Six Psychologist-Approved Tips for Keeping New Year’s Resolutions

Use this expert advice to actually keep your goal past the February doldrums.

New Year's resolution

It happens every year. In January, gyms across the city are packed with New Year’s resolutioners; by February, year-round fitness fans once again have their pick of the treadmills.

Sound familiar? It doesn’t have to. We asked Lisa Feldman Barrett, a psychology professor at Northeastern University, for advice about keeping New Year’s resolutions.

1. Make it realistic.

You’ve likely heard this one before, but Barrett emphasizes that lofty goals are far likelier to get abandoned than specific ones. “Instead of thinking, ‘I’m going to lose 10 pounds,’ think to yourself, ‘I’m going to try to lose half a pound a week’—which means you’re going to have to keep it up for 20 weeks, which is a much more specific, behavior-based kind of goal,” she says.

2. Plan ahead.

It sounds obvious, but Barrett says it’s important to remember that your mental state when you make your goal isn’t necessarily the same one you’ll have a month, or even a week, later. “Try to remember that you’re making the resolution in one state—whether it’s a well-rested state, or a sleep-deprived state, or a hungry state, or a well-satiated state—and when that state changes, it’ll be a little harder for you to keep your resolution,” she says. “Try to anticipate what those states will be like, and what you’re going to do, behaviorally, to keep yourself on track.”

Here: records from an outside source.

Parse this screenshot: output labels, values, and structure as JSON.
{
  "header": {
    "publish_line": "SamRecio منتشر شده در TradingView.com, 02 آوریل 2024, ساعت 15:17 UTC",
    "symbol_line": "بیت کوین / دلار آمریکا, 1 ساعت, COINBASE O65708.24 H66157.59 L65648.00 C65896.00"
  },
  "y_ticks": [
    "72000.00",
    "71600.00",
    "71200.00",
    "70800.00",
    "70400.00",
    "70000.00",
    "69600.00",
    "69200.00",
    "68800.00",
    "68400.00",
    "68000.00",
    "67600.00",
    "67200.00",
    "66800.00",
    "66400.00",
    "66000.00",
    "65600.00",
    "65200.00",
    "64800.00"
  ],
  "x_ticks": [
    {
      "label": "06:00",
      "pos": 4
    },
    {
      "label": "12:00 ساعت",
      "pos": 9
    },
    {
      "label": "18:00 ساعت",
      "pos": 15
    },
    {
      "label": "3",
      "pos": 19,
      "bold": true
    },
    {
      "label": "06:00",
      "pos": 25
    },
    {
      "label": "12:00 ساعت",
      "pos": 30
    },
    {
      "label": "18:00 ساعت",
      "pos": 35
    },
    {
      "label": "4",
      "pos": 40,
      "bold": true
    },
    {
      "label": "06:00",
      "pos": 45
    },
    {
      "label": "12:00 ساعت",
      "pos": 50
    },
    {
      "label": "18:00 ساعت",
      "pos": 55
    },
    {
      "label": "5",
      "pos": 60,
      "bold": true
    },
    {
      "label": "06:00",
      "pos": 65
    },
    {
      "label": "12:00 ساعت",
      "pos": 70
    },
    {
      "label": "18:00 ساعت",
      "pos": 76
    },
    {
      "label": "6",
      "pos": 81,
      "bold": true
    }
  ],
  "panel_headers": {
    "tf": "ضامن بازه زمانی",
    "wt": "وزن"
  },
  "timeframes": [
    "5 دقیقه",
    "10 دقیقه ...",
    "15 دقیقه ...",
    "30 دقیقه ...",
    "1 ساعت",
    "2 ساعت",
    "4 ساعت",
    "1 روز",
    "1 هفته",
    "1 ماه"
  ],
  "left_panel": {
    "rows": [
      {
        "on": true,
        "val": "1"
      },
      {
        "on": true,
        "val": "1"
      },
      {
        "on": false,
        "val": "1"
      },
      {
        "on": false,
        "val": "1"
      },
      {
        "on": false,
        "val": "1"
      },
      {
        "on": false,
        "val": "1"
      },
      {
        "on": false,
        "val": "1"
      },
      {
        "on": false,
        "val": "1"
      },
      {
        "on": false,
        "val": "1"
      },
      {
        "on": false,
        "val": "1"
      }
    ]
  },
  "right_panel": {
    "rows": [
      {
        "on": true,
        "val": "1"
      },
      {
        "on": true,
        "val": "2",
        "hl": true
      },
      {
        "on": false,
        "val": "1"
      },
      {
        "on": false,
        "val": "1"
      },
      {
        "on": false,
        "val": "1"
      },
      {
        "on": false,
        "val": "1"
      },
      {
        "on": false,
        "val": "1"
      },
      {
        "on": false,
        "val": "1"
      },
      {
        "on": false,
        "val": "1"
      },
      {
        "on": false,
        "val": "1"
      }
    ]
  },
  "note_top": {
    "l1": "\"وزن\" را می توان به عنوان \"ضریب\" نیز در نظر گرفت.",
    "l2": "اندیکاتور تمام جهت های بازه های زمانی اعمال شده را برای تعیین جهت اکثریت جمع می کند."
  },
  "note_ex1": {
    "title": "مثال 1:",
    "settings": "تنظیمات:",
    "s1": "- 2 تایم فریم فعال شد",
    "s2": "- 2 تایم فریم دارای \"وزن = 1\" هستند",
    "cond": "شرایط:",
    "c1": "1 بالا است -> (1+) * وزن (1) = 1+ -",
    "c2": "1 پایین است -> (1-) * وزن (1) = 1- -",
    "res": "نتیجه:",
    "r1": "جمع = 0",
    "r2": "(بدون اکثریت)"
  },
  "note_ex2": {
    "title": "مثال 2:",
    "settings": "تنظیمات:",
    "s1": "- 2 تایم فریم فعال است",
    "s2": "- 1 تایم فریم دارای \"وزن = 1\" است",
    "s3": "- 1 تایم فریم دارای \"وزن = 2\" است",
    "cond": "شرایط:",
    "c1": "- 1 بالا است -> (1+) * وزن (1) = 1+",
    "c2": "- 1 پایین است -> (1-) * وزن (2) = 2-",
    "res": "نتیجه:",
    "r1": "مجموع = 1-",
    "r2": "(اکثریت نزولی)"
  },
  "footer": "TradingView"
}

3. Implement a reward system, but don’t punish yourself.

Good news: Barrett says research shows that rewarding good choices actually changes behavior better than punishing bad choices. She suggests easy rewards like putting $1 toward a big purchase every time you go to the gym.

4. Find a friend—or don’t.

One resolution doesn’t fit all. Think about how you like to do things, and tailor your goal around that. “If you’re the kind of person who is very affiliative, try to make your resolutions involve other people. If you’re somebody who really appreciates time alone, then try to work that into your resolution,” she says. “If you make not just meeting the resolution rewarding, but actually doing the action rewarding, that’s going to keep you doing it for longer.”

5. Change the context around your resolution.

Vowing to improve your nutrition while still going out to eat every night is an uphill battle. Barrett recommends changing not just your behavior, but its setting. “Changing your behavior while the context stays the same is very challenging,” she says.

6. Don’t forget the good stuff.

Resolutions, logically, usually stem from necessary lifestyle changes—but Barrett says not to lose sight of what’s going right. “Focusing a lot on what you need to change about yourself, or about your life, can sometimes lead people to miss what they should be really grateful for,” she says. “Being mindful of how you can improve your life is a really valuable thing, but only in the context of also being mindful of what you should be grateful for.”